Thomas Arden Butters was an American professional baseball player who became best known as a longtime college sports administrator at Duke University and a key figure in the success of the NCAA Division I Men's Basketball Tournament. Butters was the athletic director at Duke from 1977–97. Three years into that tenure, he hired Mike Krzyzewski as the Blue Devils' men's basketball coach. During his two decades as head of Duke intercollegiate athletics, Butters supervised programs that won 40 Atlantic Coast Conference team titles. Butters was a native of Delaware, who attended Ohio Wesleyan University in his native city. In baseball, he was a 195 lb right-handed pitcher, he signed with the Pittsburgh Pirates in 1957 after being scouted by legendary retired Pirates' general manager Branch Rickey an Ohio Wesleyan alumnus. But Butters required six full years of minor league seasoning before his recall to the Pirates in September 1962. Butters spent parts of the next three seasons in Major League Baseball, including most of 1964.

Working in 28 games pitched for the 1964 Pirates, including four starts, Butters split four decisions and posted a sparkling 2.38 earned run average. But en route to spring training with his young family in 1965, Butters suffered a severe whiplash injury in an automobile accident, he spent most of 1965 on the disabled list and cut short an attempted comeback in 1966 when the effects of his injury proved insurmountable. In 43 career MLB games pitched, Butters compiled a 2–3 record, allowing 81 hits and 56 bases on balls in 95​2⁄3 innings pitched, he fanned 85. A United States Army veteran, Butters had spent baseball off-seasons working in admissions for his alma mater. In 1967, he joined Duke University as director of special events served three years as head baseball coach before moving into administration. In addition to serving as athletic director, Butters was director of the "Iron Dukes", associate athletic director, assistant to the chancellor, vice president of the university. During his 1989–94 tenure on the NCAA Basketball Committee, including two years as chairman, he was part of the negotiating team that brokered a $1 billion contract with CBS Sports to televise the annual March tournament.

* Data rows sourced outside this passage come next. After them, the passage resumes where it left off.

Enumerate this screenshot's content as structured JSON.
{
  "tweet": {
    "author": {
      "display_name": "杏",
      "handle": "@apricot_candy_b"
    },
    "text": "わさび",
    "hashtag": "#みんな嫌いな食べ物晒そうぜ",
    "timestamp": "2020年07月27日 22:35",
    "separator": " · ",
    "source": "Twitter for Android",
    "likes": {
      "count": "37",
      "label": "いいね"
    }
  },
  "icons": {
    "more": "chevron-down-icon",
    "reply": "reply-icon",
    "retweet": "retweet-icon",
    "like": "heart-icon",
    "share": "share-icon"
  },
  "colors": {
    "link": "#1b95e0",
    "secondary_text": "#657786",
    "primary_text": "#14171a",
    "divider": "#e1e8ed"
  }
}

Butters was elected to the North Carolina Sports Hall of Fame and the sports halls of fame of both Ohio Wesleyan and Duke universities. Career statistics and player information from MLB, or Baseball-Reference, or Baseball-Reference


Bakonybél is a village in Veszprém county, Hungary, in Zirc District. A tourist destination with a number of sights and activities, the village is located in a basin surrounded by nearby mountains; the history of the village is connected to the Benedictine Bakonybél Abbey founded by Saint Stephen I in 1018. Saint Gellert resided here as a hermit between 1023 and 1030; the village had been destroyed during the Ottoman occupation and was rebuilt and repopulated with Slovaks and Germans. The Benedictine church and monastery were built in 1754 in Baroque style. There is a chapel close to the village with the statue of Saint Gellert, the stations of Christ's sufferings and the holy trinity, at Ivy Spring, next to a lake supplied by the spring. Another sight is the Ethnographic Museum in the village. There is a museum of nature and forestry called the House of the Bakony Forests. Another attraction is a 19th-century American ranch, not far from the village, with horse-related activities. There are multiple routes for trips in the nearby forests and hills, offering scenery, caves and a lookout tower on the highest peak of the Bakony Mountains.

There is a three star hotel and several guest houses in the village. There are restaurants and pubs. A number of small grocery stores and separate greengrocers are available. There is a community house providing tourist information, a doctor's office, catering; the village has its own post office, day nursery, primary school and library with Internet access. Bakonybél minor planet, Bakonybél's website